Facebook is teaming up with Qualcomm in an effort to bring its gigabit wireless internet project to the masses. The Terragraph Project is a 60GHz multi-node, millimeter-wavelength wireless system the two tech giants hope to have operating on a trial basis by mid-2019.
Terragraph makes use of the 802.11ay WLAN standard and can transmit data at 20 to 40 Gbps at a distance of 300 to 500 meters. The aim is to provide “speed, efficiency and quality” internet service around the globe in even dense urban areas that are typically hard to [wirelessly] serve. The pair is also touting that Terragraph will allow for rapid deployments at a pace much greater than fiber infrastructure at a fraction of the cost.

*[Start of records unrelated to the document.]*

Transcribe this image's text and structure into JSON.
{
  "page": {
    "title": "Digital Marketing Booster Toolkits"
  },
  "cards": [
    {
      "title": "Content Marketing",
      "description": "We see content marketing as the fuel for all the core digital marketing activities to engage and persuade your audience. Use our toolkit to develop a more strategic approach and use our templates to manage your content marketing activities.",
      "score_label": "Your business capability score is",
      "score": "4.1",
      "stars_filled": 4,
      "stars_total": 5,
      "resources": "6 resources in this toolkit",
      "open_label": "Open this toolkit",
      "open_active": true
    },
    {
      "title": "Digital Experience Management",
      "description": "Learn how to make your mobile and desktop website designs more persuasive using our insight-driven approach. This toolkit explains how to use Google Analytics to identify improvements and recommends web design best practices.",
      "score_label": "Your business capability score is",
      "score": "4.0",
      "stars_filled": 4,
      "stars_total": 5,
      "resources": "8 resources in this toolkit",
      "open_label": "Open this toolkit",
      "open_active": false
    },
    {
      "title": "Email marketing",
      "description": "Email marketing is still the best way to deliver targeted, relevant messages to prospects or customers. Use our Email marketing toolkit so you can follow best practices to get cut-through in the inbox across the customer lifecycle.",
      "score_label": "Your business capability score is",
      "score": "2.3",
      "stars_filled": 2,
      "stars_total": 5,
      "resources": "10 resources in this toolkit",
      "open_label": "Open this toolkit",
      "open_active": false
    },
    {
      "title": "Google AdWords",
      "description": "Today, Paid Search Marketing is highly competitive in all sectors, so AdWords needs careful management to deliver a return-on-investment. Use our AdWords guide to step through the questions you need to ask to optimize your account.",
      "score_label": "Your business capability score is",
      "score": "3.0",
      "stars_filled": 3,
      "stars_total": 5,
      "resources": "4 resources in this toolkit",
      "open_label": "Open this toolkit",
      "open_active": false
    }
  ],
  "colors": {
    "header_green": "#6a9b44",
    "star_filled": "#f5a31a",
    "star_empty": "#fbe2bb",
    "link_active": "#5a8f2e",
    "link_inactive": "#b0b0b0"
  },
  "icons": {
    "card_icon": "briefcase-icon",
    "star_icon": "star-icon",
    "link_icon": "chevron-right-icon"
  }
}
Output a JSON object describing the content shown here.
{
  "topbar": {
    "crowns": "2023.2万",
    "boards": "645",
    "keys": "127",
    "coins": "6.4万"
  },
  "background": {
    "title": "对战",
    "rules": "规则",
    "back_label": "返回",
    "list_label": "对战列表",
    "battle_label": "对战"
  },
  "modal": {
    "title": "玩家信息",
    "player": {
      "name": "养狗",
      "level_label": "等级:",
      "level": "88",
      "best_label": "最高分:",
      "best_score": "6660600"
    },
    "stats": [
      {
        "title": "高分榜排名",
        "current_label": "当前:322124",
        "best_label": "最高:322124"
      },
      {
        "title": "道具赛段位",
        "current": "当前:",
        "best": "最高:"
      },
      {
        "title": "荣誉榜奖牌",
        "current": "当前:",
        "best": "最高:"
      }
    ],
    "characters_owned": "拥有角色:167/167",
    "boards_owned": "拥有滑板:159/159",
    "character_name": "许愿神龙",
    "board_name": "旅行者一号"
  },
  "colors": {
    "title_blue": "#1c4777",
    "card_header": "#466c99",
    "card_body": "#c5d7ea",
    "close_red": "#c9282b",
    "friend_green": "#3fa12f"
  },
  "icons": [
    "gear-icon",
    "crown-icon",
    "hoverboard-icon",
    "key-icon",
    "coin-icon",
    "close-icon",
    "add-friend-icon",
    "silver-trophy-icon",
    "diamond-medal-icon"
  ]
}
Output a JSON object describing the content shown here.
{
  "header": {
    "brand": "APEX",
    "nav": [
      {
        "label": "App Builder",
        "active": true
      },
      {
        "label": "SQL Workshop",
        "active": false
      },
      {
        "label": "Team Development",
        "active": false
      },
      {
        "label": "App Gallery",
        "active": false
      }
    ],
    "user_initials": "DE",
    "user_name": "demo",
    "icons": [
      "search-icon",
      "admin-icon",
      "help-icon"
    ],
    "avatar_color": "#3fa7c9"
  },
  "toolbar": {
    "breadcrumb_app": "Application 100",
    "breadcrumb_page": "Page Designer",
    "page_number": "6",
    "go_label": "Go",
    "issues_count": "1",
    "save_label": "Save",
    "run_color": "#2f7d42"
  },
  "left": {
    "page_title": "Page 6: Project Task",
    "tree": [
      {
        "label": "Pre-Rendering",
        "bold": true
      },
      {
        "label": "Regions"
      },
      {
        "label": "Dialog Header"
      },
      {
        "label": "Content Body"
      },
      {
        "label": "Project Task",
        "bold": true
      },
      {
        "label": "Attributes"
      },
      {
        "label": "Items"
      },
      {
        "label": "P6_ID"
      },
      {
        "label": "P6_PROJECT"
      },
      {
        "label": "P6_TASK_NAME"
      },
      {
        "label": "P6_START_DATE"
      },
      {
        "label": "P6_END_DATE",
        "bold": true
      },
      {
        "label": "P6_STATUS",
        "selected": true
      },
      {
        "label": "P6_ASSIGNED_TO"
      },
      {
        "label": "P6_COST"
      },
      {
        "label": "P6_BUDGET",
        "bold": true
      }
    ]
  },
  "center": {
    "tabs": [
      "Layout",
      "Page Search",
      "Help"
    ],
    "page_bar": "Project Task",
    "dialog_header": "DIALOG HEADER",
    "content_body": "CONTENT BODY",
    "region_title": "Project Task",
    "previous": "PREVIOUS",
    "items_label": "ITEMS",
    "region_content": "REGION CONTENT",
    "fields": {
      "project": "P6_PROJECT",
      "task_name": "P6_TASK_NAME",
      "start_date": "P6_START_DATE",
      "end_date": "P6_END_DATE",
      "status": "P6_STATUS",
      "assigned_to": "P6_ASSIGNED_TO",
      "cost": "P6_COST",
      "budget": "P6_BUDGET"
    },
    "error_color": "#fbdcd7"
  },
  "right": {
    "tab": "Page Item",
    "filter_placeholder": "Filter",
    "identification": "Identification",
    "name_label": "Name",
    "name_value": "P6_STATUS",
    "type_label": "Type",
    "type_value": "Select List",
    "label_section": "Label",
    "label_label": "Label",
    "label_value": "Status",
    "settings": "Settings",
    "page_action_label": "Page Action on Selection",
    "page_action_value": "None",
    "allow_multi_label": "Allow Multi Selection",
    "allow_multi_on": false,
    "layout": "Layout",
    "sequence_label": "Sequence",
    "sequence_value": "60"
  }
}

With the help of Qualcomm, Terragaph will incorporate a number of optimizations including a TDMA-based protocol, channel bonding, a massive antenna array and time-synchronized nodes in order to increase throughput in urban environments, where communications can be hampered by tall buildings and other large obstacles.
At this point, there is no indication of where Facebook and Qualcomm will launch their first trials, but we’ll definitely keep you updated once those details are made available.
If you recall, Google is also attempting to deliver similar “last-mile” wireless internet connectivity courtesy of Webpass, and is serving customers in Chicago, Denver, Miami, Oakland/East Bay, San Diego, San Francisco and Seattle. Google Fiber showed early promise with [physical] fiber connections to homes and businesses that were lit up in cities like Salt Lake City, Utah and San Antonio, Texas, but Google has run into difficulties with some municipalities (mainly due to entrenched competitors) which has delayed or in some cases completely thwarted its rollouts.